Regular Expressions are a -replace’s best friend


Are you familiar with PowerShell’s -replace operator?

"John Jones" -replace "Jones","Smith"

Most folks are aware of it, and rely on it for straightforward string replacements like this one. But not very many people know that -replace also does some amazing stuff using regular expressions.

"192.168.15.12,192.168.22.8" -replace "\.\d{2}\.","10"

That’d change the input string to “192.168.10.12,192.168.10.8,” replacing all occurrences of two digits, between periods, to 10. The 12 would be skipped because it isn’t followed by a period, as specified in the pattern. Note that all occurrences are replaced, in keeping with the usual operation of -replace.

The operator can also do capturing expressions, and this is where it gets really neat-o.

"Don Jones" -replace "([a-z]+)\s([a-z]+)",'$2, $1'

Here, I’ve specified two capturing expressions in parentheses, with a space character between them. PowerShell will capture the first to $1, and the second to $2. Those aren’t actually variables, which is important. In my replacement string, I put $2 first, followed by a comma, a space, and $1. The resulting string will be “Jones, Don”. It’s important that my replacement string be in single quotes. In double quotes, the shell will try and treat $1 and $2 as variables, instead of using them as captured regex placeholders. I kinda wish they’d used something other than a $ for the captured placeholders, so that they didn’t look like variables, but the syntax is in keeping with regex standards.

I think it’s cool to see all the places a regex can be put to use.
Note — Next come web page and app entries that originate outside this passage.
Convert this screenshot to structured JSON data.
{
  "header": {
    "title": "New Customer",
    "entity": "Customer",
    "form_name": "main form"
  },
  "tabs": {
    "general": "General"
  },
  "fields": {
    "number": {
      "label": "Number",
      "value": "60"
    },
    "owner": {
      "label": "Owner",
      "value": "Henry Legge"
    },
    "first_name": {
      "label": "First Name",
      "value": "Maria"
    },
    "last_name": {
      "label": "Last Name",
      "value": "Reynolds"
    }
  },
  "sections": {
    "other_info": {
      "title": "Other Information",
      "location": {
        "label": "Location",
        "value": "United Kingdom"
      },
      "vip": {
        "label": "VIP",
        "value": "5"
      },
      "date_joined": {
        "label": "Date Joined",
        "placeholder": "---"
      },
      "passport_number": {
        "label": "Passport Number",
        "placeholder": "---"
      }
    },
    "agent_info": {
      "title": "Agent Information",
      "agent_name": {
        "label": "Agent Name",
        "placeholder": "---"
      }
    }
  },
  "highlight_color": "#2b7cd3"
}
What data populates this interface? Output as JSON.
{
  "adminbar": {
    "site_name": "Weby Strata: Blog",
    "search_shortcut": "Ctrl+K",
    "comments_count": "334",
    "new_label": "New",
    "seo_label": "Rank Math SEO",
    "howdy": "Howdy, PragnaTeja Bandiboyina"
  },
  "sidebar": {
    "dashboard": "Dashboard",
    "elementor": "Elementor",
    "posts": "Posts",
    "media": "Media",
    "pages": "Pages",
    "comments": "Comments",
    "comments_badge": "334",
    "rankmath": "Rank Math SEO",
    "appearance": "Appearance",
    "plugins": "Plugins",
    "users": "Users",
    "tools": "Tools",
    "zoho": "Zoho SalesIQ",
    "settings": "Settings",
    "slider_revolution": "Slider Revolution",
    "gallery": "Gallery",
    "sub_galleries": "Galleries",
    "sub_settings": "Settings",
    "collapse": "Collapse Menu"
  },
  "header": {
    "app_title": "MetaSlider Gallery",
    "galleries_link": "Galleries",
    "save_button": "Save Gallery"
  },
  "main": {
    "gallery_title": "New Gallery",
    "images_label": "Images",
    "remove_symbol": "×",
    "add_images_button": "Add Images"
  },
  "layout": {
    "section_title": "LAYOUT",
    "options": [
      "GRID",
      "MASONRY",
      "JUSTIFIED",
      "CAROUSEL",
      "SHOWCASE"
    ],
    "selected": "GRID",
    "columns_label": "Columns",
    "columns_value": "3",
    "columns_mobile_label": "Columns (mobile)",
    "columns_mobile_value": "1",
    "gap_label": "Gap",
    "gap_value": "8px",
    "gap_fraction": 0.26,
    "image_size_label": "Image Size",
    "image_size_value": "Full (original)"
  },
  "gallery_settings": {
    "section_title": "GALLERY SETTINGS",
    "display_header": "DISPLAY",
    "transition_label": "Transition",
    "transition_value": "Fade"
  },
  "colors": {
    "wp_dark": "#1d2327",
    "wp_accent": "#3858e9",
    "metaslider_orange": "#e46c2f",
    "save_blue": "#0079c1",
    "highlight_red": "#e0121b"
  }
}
The -split operator also supports regex syntax as a way of specifying the separator that will be used to break a string into components, so you’re not limited to splitting just on a single character like a comma.

Apart from the well-known -match operator and the Select-String command, where else have you used a regex in PowerShell?